App and web page records:
⁂

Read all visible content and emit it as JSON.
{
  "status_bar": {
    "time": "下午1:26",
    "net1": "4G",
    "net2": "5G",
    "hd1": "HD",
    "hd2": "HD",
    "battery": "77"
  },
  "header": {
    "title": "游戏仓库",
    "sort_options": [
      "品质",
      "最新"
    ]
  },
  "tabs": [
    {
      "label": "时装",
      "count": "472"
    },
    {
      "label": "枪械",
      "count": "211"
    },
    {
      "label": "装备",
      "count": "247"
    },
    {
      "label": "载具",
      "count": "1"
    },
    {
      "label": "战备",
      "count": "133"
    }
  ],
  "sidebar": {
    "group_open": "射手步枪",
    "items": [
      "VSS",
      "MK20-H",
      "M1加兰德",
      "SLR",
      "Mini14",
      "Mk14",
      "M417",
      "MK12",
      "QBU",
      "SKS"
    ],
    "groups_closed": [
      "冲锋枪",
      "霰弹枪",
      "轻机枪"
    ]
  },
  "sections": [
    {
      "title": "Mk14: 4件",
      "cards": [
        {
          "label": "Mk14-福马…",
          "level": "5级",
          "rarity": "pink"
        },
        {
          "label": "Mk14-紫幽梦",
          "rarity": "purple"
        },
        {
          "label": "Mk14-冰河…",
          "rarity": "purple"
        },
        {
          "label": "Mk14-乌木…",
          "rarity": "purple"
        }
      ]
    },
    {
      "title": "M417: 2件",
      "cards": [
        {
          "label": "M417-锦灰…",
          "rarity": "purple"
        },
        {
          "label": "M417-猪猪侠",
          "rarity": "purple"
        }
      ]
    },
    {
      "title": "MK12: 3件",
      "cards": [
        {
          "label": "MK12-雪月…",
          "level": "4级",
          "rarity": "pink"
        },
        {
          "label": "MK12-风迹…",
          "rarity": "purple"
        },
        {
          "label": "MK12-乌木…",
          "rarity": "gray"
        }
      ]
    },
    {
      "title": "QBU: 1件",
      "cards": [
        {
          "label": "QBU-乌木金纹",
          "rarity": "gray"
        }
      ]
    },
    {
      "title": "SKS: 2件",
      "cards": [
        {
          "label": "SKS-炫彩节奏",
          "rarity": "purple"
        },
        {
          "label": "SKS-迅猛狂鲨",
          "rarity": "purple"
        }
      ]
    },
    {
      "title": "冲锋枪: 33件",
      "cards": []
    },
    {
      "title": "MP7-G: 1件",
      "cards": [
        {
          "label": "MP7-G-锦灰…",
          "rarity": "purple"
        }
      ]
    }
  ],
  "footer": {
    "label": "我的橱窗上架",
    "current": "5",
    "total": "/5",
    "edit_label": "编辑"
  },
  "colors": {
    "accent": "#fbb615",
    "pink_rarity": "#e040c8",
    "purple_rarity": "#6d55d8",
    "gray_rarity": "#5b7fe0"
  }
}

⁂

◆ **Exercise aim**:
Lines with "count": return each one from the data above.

◆ **Output for this task**:
      "count": "472"
      "count": "211"
      "count": "247"
      "count": "1"
      "count": "133"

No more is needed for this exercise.